In Age of EHRs, Patients Prefer Face-to-Face Communication

October 25, 2017

When presented with different options, patients perceived physicians that communicated face to face without the use of a computer as being more compassionate, professional, and as having better communication skills.

When presented with different options, patients perceived physicians that communicated face to face without the use of a computer as being more compassionate, professional, and as having better communication skills, according to the results of a study (abstract 26) presented ahead of the 2017 Palliative and Supportive Care in Oncology Symposium, held October 27–28 in San Diego.

The results were presented by Ali Haider, MD, assistant professor at the University of Texas MD Anderson Cancer Center in the department of palliative, rehabilitation, and integrative medicine.

According to Haider, many physicians now use a computer software program for managing electronic health records.

“As of 2015, nearly nine in 10 office-based physicians have adopted some form of electronic health record, and since 2008, the rate of adoption has tripled,” Haider said. Although studies have shown that electronic health records are effective in managing patient data, billing processes, and record keeping, studies on patient–doctor communication have also demonstrated their association with less face-to-face interactions and eye contact, according to Haider.

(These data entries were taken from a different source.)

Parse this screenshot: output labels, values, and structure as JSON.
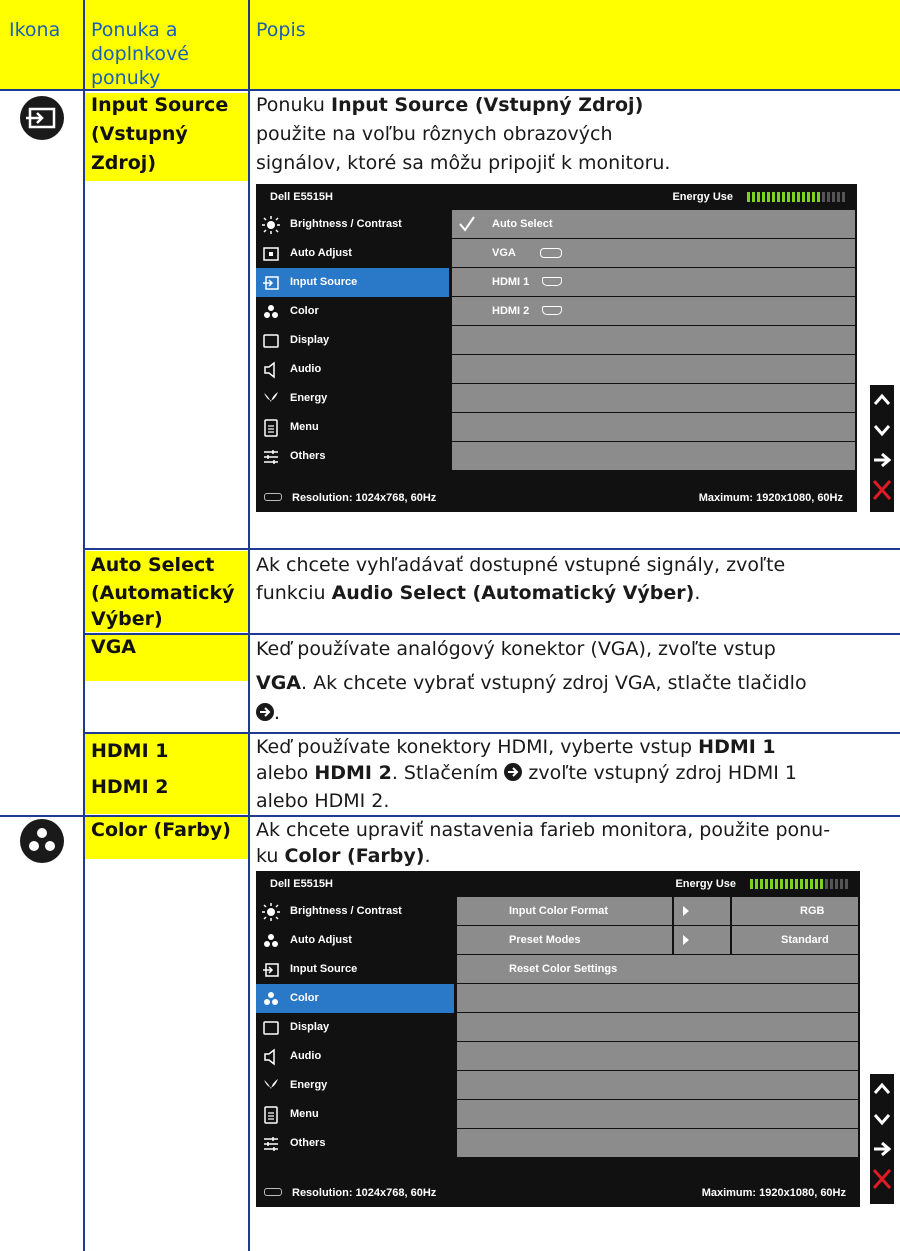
{
  "header": {
    "col1": "Ikona",
    "col2_line1": "Ponuka a",
    "col2_line2": "doplnkové",
    "col2_line3": "ponuky",
    "col3": "Popis"
  },
  "rows": {
    "input_source": {
      "name_l1": "Input Source",
      "name_l2": "(Vstupný",
      "name_l3": "Zdroj)",
      "d1_pre": "Ponuku ",
      "d1_bold": "Input Source (Vstupný Zdroj)",
      "d2": "použite na voľbu rôznych obrazových",
      "d3": "signálov, ktoré sa môžu pripojiť k monitoru."
    },
    "auto_select": {
      "name_l1": "Auto Select",
      "name_l2": "(Automatický",
      "name_l3": "Výber)",
      "d1": "Ak chcete vyhľadávať dostupné vstupné signály, zvoľte",
      "d2_pre": "funkciu ",
      "d2_bold": "Audio Select (Automatický Výber)",
      "d2_post": "."
    },
    "vga": {
      "name": "VGA",
      "d1": "Keď používate analógový konektor (VGA), zvoľte vstup",
      "d2_bold": "VGA",
      "d2_post": ". Ak chcete vybrať vstupný zdroj VGA, stlačte tlačidlo",
      "d3_post": "."
    },
    "hdmi": {
      "name1": "HDMI 1",
      "name2": "HDMI 2",
      "d1_pre": "Keď používate konektory HDMI, vyberte vstup ",
      "d1_bold": "HDMI 1",
      "d2_pre": "alebo ",
      "d2_bold": "HDMI 2",
      "d2_mid": ". Stlačením ",
      "d2_post": " zvoľte vstupný zdroj HDMI 1",
      "d3": "alebo HDMI 2."
    },
    "color": {
      "name": "Color (Farby)",
      "d1": "Ak chcete upraviť nastavenia farieb monitora, použite ponu-",
      "d2_pre": "ku ",
      "d2_bold": "Color (Farby)",
      "d2_post": "."
    }
  },
  "osd": {
    "model": "Dell E5515H",
    "energy_label": "Energy Use",
    "menu": [
      "Brightness / Contrast",
      "Auto Adjust",
      "Input Source",
      "Color",
      "Display",
      "Audio",
      "Energy",
      "Menu",
      "Others"
    ],
    "footer_res": "Resolution: 1024x768, 60Hz",
    "footer_max": "Maximum: 1920x1080, 60Hz",
    "input_options": [
      "Auto Select",
      "VGA",
      "HDMI 1",
      "HDMI 2"
    ],
    "color_options": [
      {
        "label": "Input Color Format",
        "value": "RGB"
      },
      {
        "label": "Preset Modes",
        "value": "Standard"
      },
      {
        "label": "Reset Color Settings",
        "value": ""
      }
    ]
  },
  "colors": {
    "highlight": "#ffff00",
    "link_blue": "#1a5fb4",
    "osd_selected": "#2a78c8",
    "osd_row": "#8c8c8c",
    "exit_red": "#e01b24"
  }
}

The researchers were concerned that computer use might affect communication with patients, and knew from earlier research that people with chronic health concerns, and often accompanying emotional issues, want their doctors to talk to them directly.

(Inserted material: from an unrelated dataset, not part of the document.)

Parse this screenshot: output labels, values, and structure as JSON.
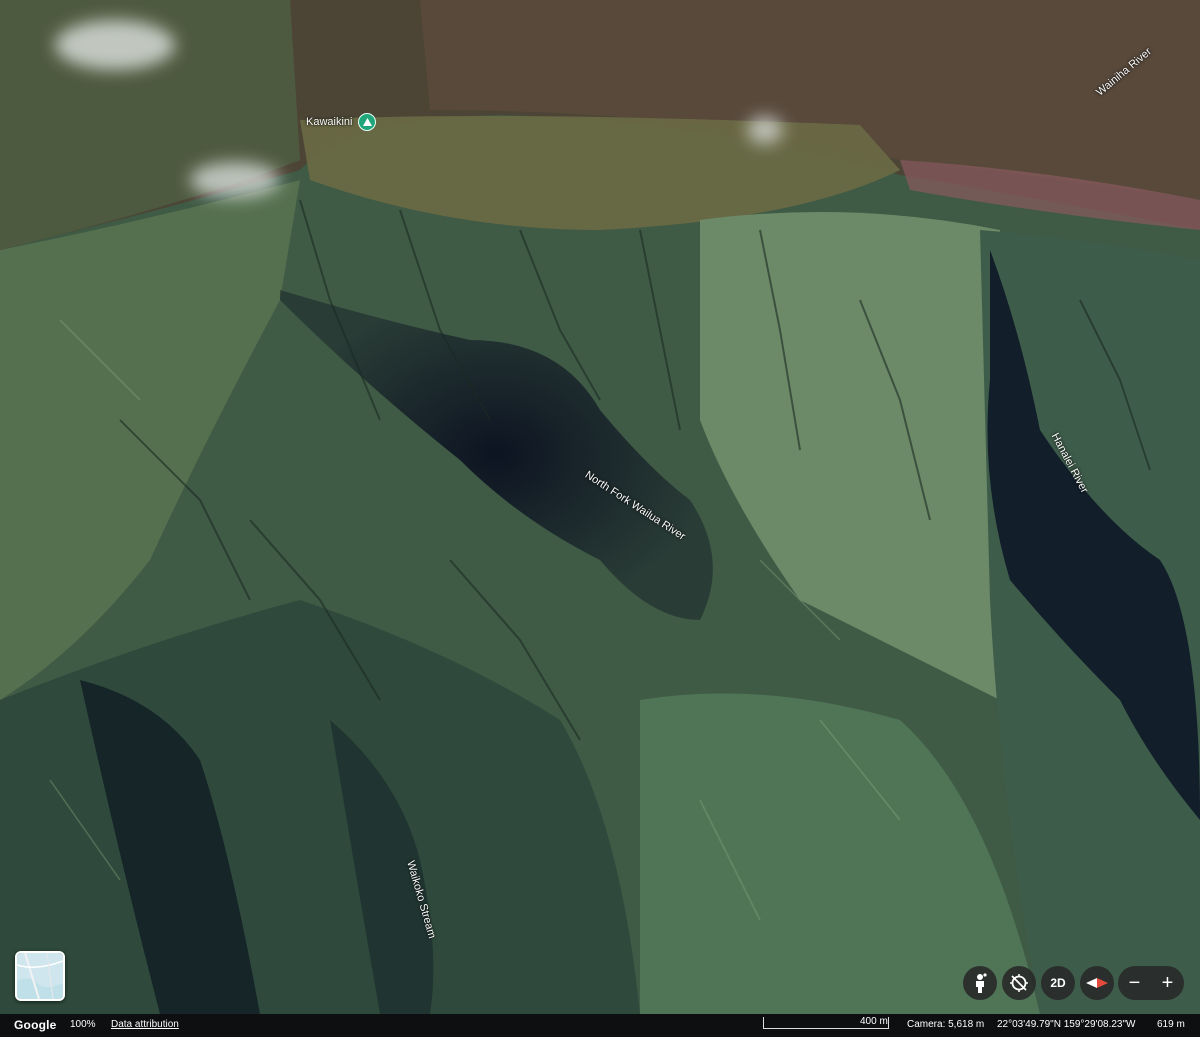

They conducted the study at an outpatient supportive care center. It included 120 English-speaking adults with advanced cancer who were randomly assigned to watch two standardized, 2-minute video vignettes of a physician–patient encounter.

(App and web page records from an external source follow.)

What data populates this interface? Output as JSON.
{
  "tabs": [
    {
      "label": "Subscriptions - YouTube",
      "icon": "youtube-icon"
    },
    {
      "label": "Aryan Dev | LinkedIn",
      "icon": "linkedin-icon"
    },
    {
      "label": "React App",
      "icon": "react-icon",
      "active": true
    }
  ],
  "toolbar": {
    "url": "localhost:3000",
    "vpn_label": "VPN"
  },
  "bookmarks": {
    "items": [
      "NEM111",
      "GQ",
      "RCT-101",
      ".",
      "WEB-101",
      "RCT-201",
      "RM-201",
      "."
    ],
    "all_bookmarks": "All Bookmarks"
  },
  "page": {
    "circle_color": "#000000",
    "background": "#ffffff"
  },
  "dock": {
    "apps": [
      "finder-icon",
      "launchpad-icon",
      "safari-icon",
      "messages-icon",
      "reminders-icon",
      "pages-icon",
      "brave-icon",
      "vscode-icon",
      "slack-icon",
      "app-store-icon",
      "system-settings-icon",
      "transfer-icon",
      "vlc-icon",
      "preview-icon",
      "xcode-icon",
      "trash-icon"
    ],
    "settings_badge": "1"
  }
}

The researchers filmed four videos that featured actors who were carefully scripted and used the same gestures, expressions, and other nonverbal communication in each video to minimize bias:

• Video 1: Doctor A in a face-to-face consultation with just a notepad in hand

• Video 2: Doctor A in a consultation using a computer

• Video 3: Doctor B in a face-to-face consultation with just a notepad in hand

• Video 4: Doctor B in a consultation using a computer

After viewing their first video, the patients completed a validated questionnaire rating the doctor’s communication skills, professionalism, and compassion. Subsequently, each group was assigned to a video topic (face-to-face or computer) they had not viewed previously featuring an actor–doctor they had not viewed in the first video. A follow-up questionnaire was given after this round of viewing, and the patients were also asked to rate their overall physician preference.

After round one, patients rated physicians in the face-to-face video as having more compassion and better communication skills and professionalism than the physicians in the videos where a computer was used in the exam room. After watching both videos, almost three-quarters (72%) of patients preferred the face-to-face interaction.

“This study gives us the message that patients would prefer their doctors to give them undivided attention,” Haider said. “Better communication can enhance patient trust and satisfaction.”

Commenting on the results of the study American Society of Clinical Oncology (ASCO) expert, Andrew S. Epstein, MD, said, “In the age of ubiquitous technology this study is an important reminder of the need to address potential for technology to interfere with the patient–clinician interface, which is a critical component of the relationship between these two parties. While I agree that more research is needed, face-to-face communication seems the preferred route despite the pressure that all clinicians have to search and document within the medical record.”